Every entry that follows must be written out exactly, apart from its pictures.

-------- Available records

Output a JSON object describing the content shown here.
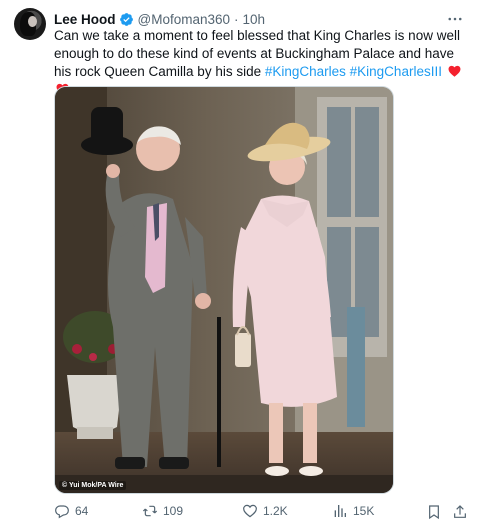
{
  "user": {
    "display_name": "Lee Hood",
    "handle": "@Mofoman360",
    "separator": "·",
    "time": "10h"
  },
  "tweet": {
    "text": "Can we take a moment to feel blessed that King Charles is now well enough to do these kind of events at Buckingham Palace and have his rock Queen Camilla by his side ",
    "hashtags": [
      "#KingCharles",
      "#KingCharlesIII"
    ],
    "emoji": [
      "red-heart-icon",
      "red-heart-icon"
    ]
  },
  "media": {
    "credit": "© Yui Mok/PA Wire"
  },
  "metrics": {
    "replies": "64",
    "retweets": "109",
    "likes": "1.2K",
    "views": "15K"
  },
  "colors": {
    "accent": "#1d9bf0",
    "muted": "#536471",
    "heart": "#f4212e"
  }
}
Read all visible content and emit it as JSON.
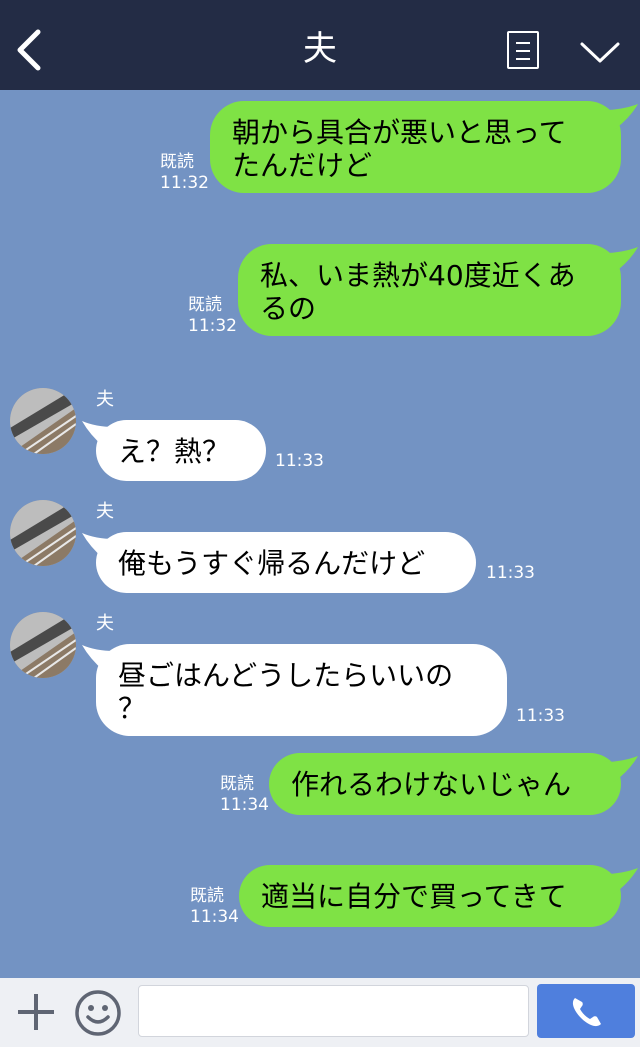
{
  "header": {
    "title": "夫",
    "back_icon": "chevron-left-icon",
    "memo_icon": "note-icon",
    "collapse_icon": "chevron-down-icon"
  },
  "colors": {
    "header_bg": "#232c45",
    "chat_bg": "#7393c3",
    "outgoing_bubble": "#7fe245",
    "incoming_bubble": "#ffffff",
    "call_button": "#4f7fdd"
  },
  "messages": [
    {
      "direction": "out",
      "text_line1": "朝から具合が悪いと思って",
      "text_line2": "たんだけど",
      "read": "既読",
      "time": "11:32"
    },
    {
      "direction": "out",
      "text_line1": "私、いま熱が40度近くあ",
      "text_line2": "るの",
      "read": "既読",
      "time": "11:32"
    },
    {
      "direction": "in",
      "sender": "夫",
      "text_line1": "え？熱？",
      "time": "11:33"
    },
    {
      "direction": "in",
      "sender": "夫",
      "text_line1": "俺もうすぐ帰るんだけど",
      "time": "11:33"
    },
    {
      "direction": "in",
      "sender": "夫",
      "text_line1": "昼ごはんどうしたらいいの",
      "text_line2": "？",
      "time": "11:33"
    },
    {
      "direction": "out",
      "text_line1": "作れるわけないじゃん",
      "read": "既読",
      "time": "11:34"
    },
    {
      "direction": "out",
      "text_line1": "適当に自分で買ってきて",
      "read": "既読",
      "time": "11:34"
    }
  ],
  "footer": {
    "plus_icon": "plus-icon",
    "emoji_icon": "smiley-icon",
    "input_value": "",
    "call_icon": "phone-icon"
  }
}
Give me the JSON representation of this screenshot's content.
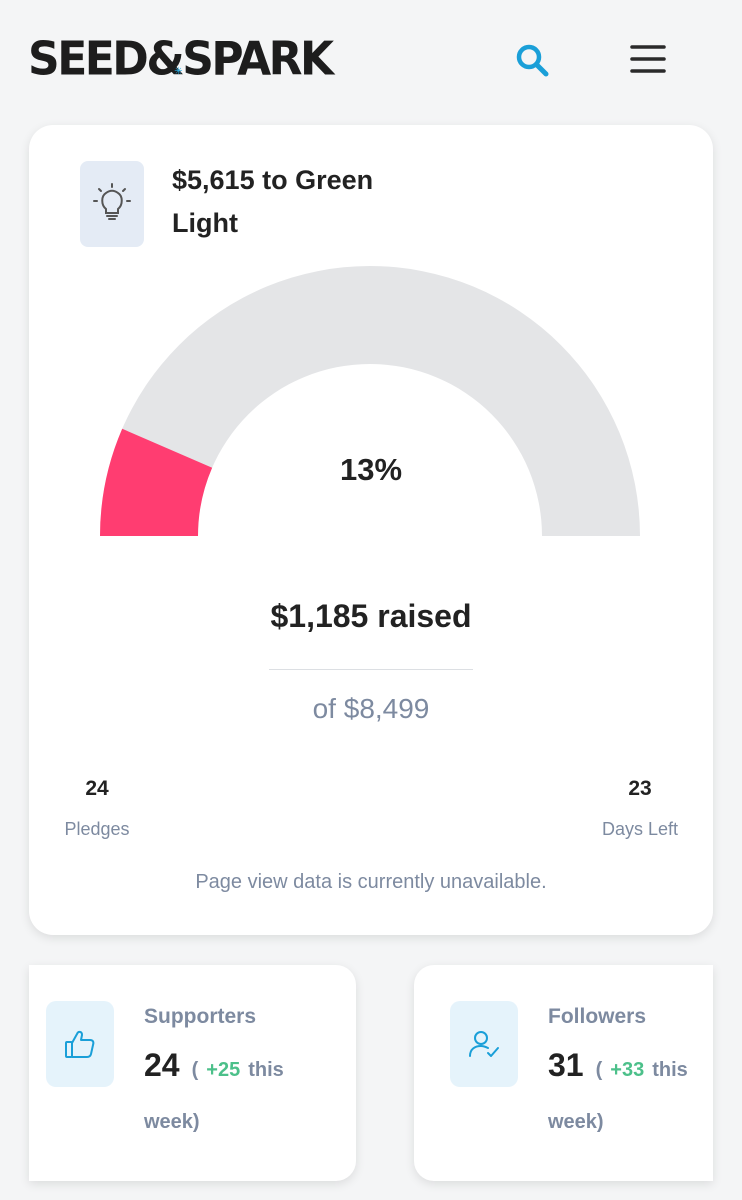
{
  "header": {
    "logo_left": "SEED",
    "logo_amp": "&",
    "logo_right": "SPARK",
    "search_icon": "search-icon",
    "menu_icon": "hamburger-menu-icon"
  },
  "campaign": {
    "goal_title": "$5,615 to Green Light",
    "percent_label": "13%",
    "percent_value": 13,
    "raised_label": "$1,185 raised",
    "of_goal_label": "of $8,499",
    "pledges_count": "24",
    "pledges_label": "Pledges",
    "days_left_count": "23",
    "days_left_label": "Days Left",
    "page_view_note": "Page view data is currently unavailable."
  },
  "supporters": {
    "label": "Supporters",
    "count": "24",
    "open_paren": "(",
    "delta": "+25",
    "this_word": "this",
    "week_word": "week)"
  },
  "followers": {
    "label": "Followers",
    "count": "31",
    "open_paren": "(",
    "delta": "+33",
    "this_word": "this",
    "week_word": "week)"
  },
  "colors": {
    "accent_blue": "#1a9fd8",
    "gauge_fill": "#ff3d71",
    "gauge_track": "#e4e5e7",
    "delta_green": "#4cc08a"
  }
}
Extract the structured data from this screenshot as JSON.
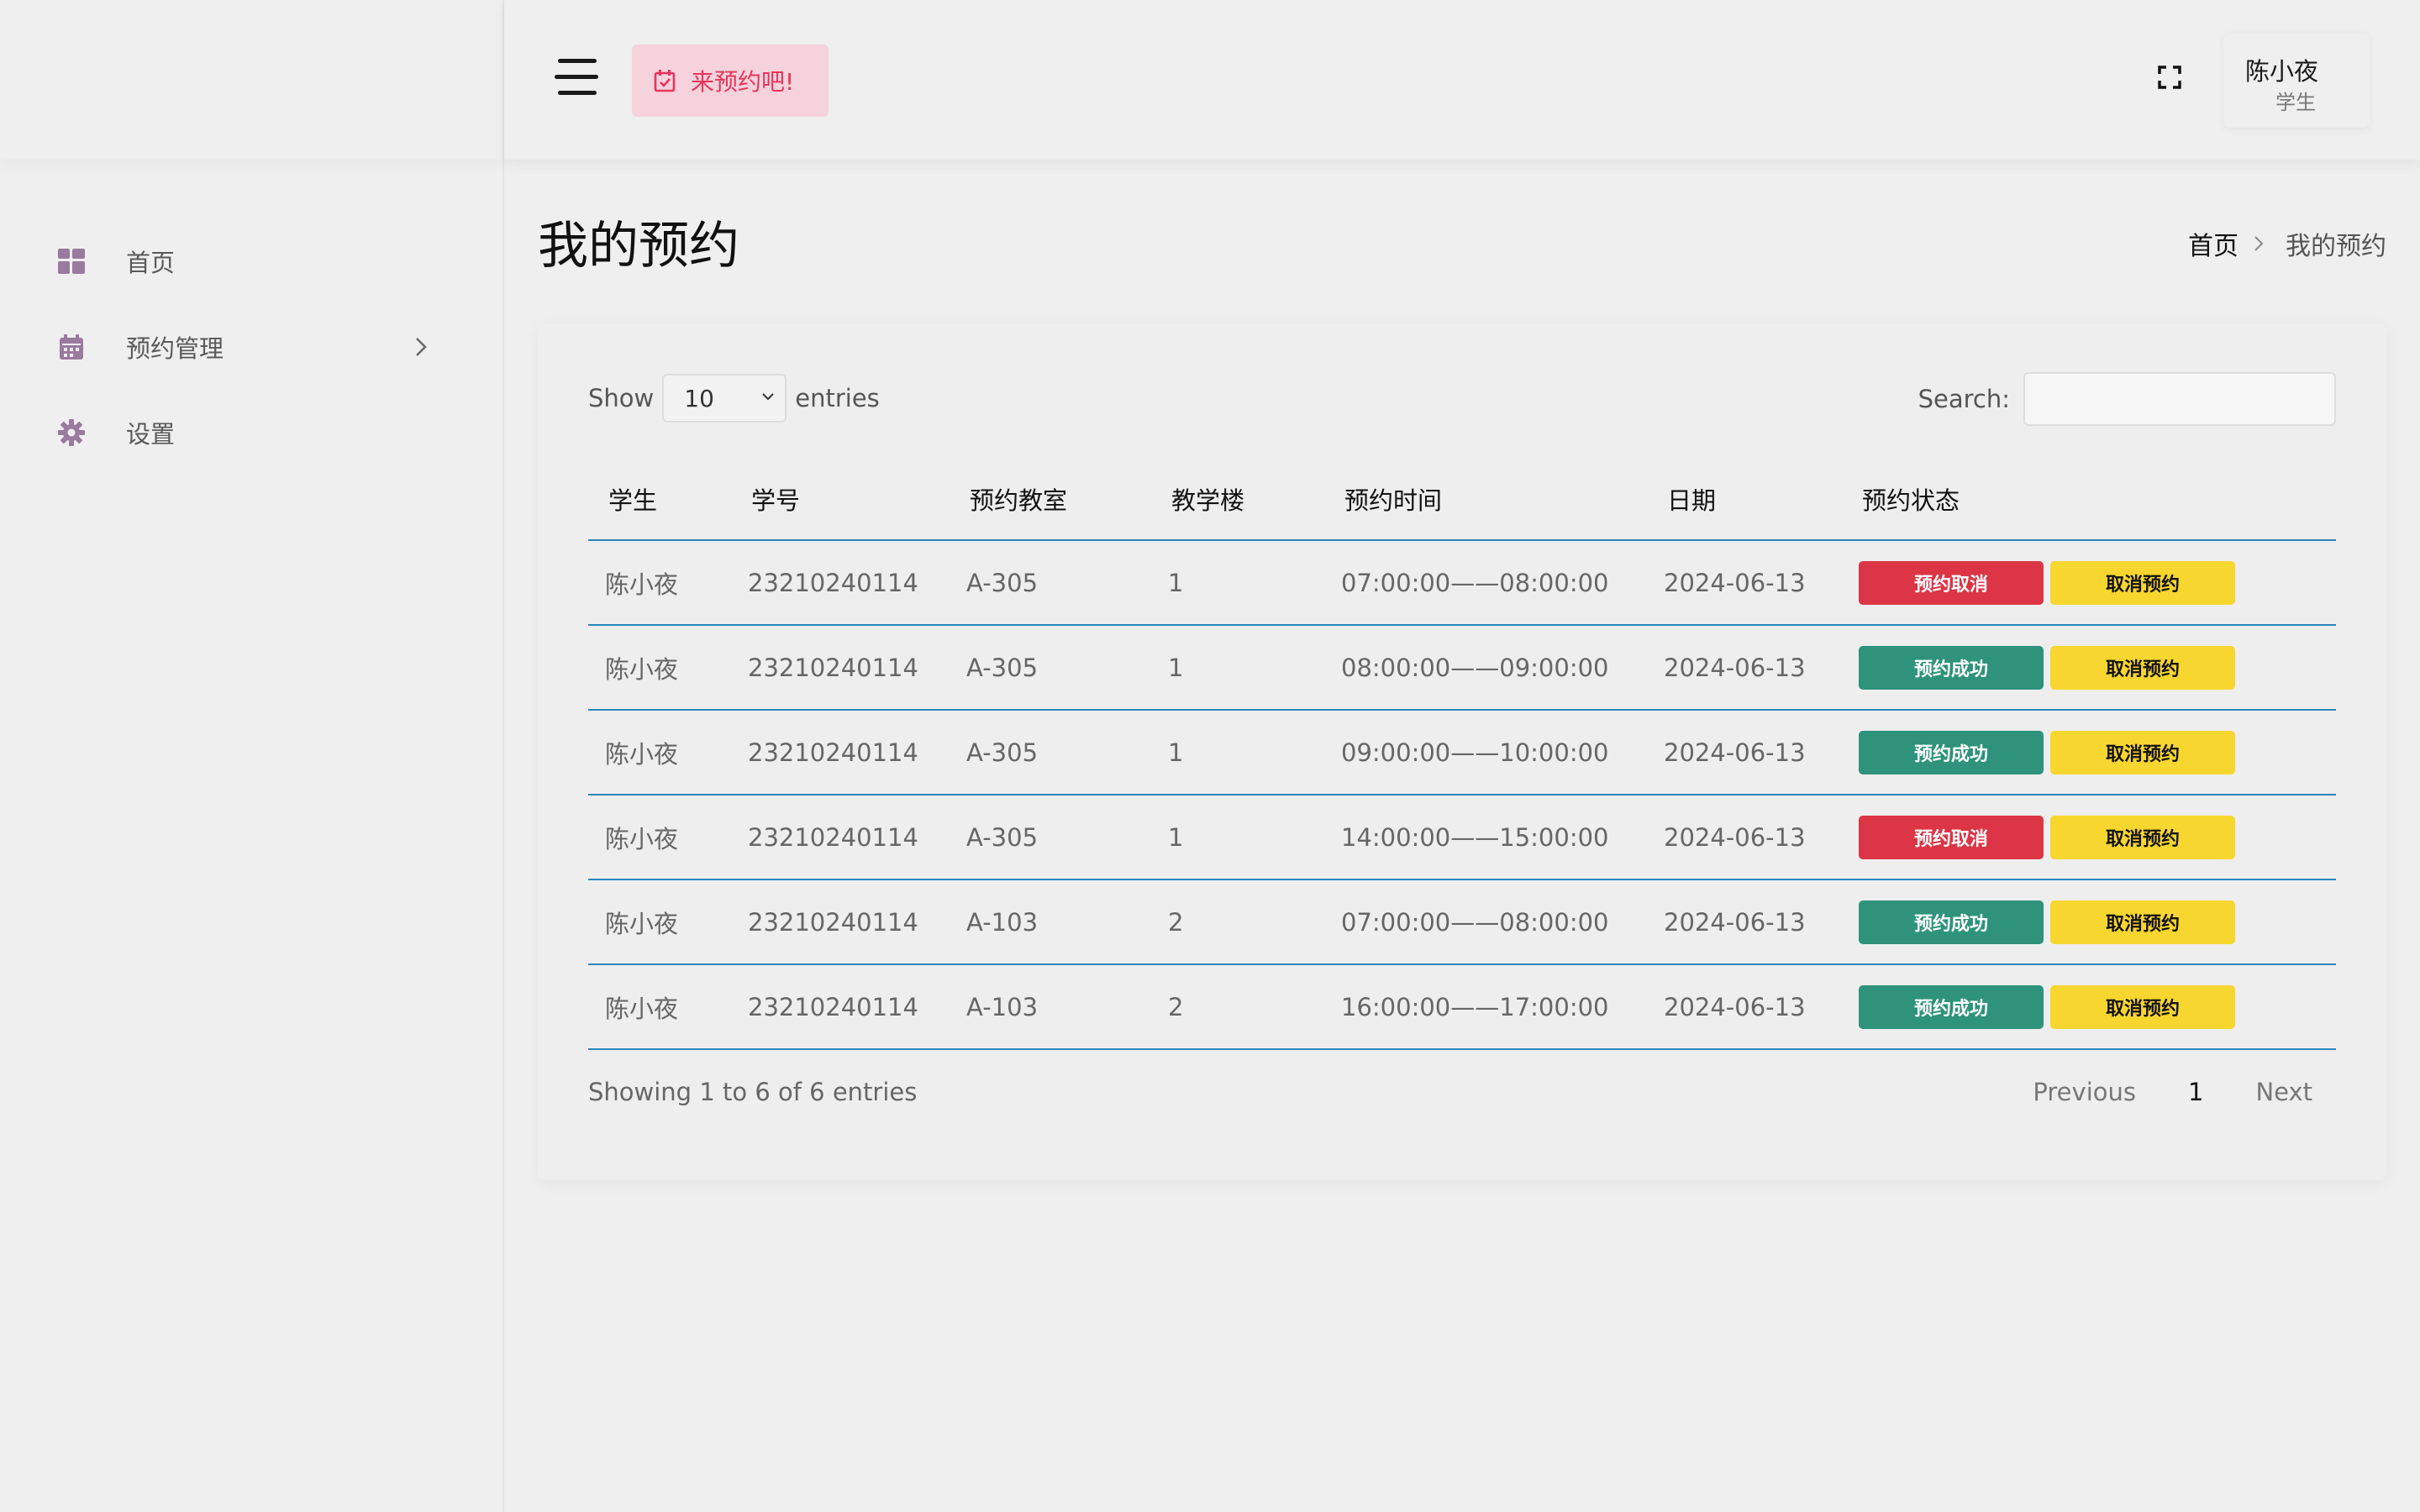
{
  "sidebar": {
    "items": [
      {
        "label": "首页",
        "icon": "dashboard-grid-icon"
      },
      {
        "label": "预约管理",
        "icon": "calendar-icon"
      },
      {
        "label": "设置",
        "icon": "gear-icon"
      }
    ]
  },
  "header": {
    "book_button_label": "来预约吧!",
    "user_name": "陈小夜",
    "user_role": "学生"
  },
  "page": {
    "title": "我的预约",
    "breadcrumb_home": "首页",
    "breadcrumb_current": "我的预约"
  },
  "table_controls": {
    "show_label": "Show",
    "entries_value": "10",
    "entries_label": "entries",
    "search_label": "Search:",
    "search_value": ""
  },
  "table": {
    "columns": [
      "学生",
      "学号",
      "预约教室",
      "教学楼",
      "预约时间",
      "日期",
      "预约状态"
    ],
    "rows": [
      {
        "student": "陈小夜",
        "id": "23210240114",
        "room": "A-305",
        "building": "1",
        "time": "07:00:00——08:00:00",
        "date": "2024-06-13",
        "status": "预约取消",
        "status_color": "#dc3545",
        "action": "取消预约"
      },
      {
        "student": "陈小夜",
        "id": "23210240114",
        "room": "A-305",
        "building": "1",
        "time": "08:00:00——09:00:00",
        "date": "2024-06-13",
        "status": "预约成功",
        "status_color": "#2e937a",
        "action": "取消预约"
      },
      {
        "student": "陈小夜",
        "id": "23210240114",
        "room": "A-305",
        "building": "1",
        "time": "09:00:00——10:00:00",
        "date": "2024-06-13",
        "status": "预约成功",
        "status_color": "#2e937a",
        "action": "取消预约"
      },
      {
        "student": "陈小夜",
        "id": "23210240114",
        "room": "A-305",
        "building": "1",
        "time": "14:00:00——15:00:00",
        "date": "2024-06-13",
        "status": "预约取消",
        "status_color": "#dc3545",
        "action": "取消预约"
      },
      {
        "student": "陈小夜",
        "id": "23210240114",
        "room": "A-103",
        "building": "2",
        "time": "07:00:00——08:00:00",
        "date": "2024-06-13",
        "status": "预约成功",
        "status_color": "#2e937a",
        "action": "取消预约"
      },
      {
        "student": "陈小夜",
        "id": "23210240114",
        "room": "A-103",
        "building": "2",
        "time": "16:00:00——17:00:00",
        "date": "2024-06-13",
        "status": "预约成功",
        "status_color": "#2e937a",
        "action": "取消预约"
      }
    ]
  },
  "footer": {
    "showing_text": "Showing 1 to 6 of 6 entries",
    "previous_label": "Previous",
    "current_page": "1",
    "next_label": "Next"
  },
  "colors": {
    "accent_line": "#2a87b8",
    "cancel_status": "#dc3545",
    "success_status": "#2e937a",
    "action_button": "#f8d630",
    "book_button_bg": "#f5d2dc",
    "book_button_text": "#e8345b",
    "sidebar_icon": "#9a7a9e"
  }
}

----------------

= Result for this exercise =
Output a JSON object describing the content shown here.
{
  "user": {
    "display_name": "Lee Hood",
    "handle": "@Mofoman360",
    "separator": "·",
    "time": "10h"
  },
  "tweet": {
    "text": "Can we take a moment to feel blessed that King Charles is now well enough to do these kind of events at Buckingham Palace and have his rock Queen Camilla by his side ",
    "hashtags": [
      "#KingCharles",
      "#KingCharlesIII"
    ],
    "emoji": [
      "red-heart-icon",
      "red-heart-icon"
    ]
  },
  "media": {
    "credit": "© Yui Mok/PA Wire"
  },
  "metrics": {
    "replies": "64",
    "retweets": "109",
    "likes": "1.2K",
    "views": "15K"
  },
  "colors": {
    "accent": "#1d9bf0",
    "muted": "#536471",
    "heart": "#f4212e"
  }
}
Read all visible content and emit it as JSON.
{
  "header": {
    "title": "夫",
    "back_icon": "chevron-left-icon",
    "memo_icon": "note-icon",
    "collapse_icon": "chevron-down-icon"
  },
  "colors": {
    "header_bg": "#232c45",
    "chat_bg": "#7393c3",
    "outgoing_bubble": "#7fe245",
    "incoming_bubble": "#ffffff",
    "call_button": "#4f7fdd"
  },
  "messages": [
    {
      "direction": "out",
      "text_line1": "朝から具合が悪いと思って",
      "text_line2": "たんだけど",
      "read": "既読",
      "time": "11:32"
    },
    {
      "direction": "out",
      "text_line1": "私、いま熱が40度近くあ",
      "text_line2": "るの",
      "read": "既読",
      "time": "11:32"
    },
    {
      "direction": "in",
      "sender": "夫",
      "text_line1": "え？熱？",
      "time": "11:33"
    },
    {
      "direction": "in",
      "sender": "夫",
      "text_line1": "俺もうすぐ帰るんだけど",
      "time": "11:33"
    },
    {
      "direction": "in",
      "sender": "夫",
      "text_line1": "昼ごはんどうしたらいいの",
      "text_line2": "？",
      "time": "11:33"
    },
    {
      "direction": "out",
      "text_line1": "作れるわけないじゃん",
      "read": "既読",
      "time": "11:34"
    },
    {
      "direction": "out",
      "text_line1": "適当に自分で買ってきて",
      "read": "既読",
      "time": "11:34"
    }
  ],
  "footer": {
    "plus_icon": "plus-icon",
    "emoji_icon": "smiley-icon",
    "input_value": "",
    "call_icon": "phone-icon"
  }
}
Give me the JSON representation of this screenshot's content.
{
  "header": {
    "logo_left": "SEED",
    "logo_amp": "&",
    "logo_right": "SPARK",
    "search_icon": "search-icon",
    "menu_icon": "hamburger-menu-icon"
  },
  "campaign": {
    "goal_title": "$5,615 to Green Light",
    "percent_label": "13%",
    "percent_value": 13,
    "raised_label": "$1,185 raised",
    "of_goal_label": "of $8,499",
    "pledges_count": "24",
    "pledges_label": "Pledges",
    "days_left_count": "23",
    "days_left_label": "Days Left",
    "page_view_note": "Page view data is currently unavailable."
  },
  "supporters": {
    "label": "Supporters",
    "count": "24",
    "open_paren": "(",
    "delta": "+25",
    "this_word": "this",
    "week_word": "week)"
  },
  "followers": {
    "label": "Followers",
    "count": "31",
    "open_paren": "(",
    "delta": "+33",
    "this_word": "this",
    "week_word": "week)"
  },
  "colors": {
    "accent_blue": "#1a9fd8",
    "gauge_fill": "#ff3d71",
    "gauge_track": "#e4e5e7",
    "delta_green": "#4cc08a"
  }
}
Extract the structured data from this screenshot as JSON.
{
  "sidebar": {
    "items": [
      {
        "label": "首页",
        "icon": "dashboard-grid-icon"
      },
      {
        "label": "预约管理",
        "icon": "calendar-icon"
      },
      {
        "label": "设置",
        "icon": "gear-icon"
      }
    ]
  },
  "header": {
    "book_button_label": "来预约吧!",
    "user_name": "陈小夜",
    "user_role": "学生"
  },
  "page": {
    "title": "我的预约",
    "breadcrumb_home": "首页",
    "breadcrumb_current": "我的预约"
  },
  "table_controls": {
    "show_label": "Show",
    "entries_value": "10",
    "entries_label": "entries",
    "search_label": "Search:",
    "search_value": ""
  },
  "table": {
    "columns": [
      "学生",
      "学号",
      "预约教室",
      "教学楼",
      "预约时间",
      "日期",
      "预约状态"
    ],
    "rows": [
      {
        "student": "陈小夜",
        "id": "23210240114",
        "room": "A-305",
        "building": "1",
        "time": "07:00:00——08:00:00",
        "date": "2024-06-13",
        "status": "预约取消",
        "status_color": "#dc3545",
        "action": "取消预约"
      },
      {
        "student": "陈小夜",
        "id": "23210240114",
        "room": "A-305",
        "building": "1",
        "time": "08:00:00——09:00:00",
        "date": "2024-06-13",
        "status": "预约成功",
        "status_color": "#2e937a",
        "action": "取消预约"
      },
      {
        "student": "陈小夜",
        "id": "23210240114",
        "room": "A-305",
        "building": "1",
        "time": "09:00:00——10:00:00",
        "date": "2024-06-13",
        "status": "预约成功",
        "status_color": "#2e937a",
        "action": "取消预约"
      },
      {
        "student": "陈小夜",
        "id": "23210240114",
        "room": "A-305",
        "building": "1",
        "time": "14:00:00——15:00:00",
        "date": "2024-06-13",
        "status": "预约取消",
        "status_color": "#dc3545",
        "action": "取消预约"
      },
      {
        "student": "陈小夜",
        "id": "23210240114",
        "room": "A-103",
        "building": "2",
        "time": "07:00:00——08:00:00",
        "date": "2024-06-13",
        "status": "预约成功",
        "status_color": "#2e937a",
        "action": "取消预约"
      },
      {
        "student": "陈小夜",
        "id": "23210240114",
        "room": "A-103",
        "building": "2",
        "time": "16:00:00——17:00:00",
        "date": "2024-06-13",
        "status": "预约成功",
        "status_color": "#2e937a",
        "action": "取消预约"
      }
    ]
  },
  "footer": {
    "showing_text": "Showing 1 to 6 of 6 entries",
    "previous_label": "Previous",
    "current_page": "1",
    "next_label": "Next"
  },
  "colors": {
    "accent_line": "#2a87b8",
    "cancel_status": "#dc3545",
    "success_status": "#2e937a",
    "action_button": "#f8d630",
    "book_button_bg": "#f5d2dc",
    "book_button_text": "#e8345b",
    "sidebar_icon": "#9a7a9e"
  }
}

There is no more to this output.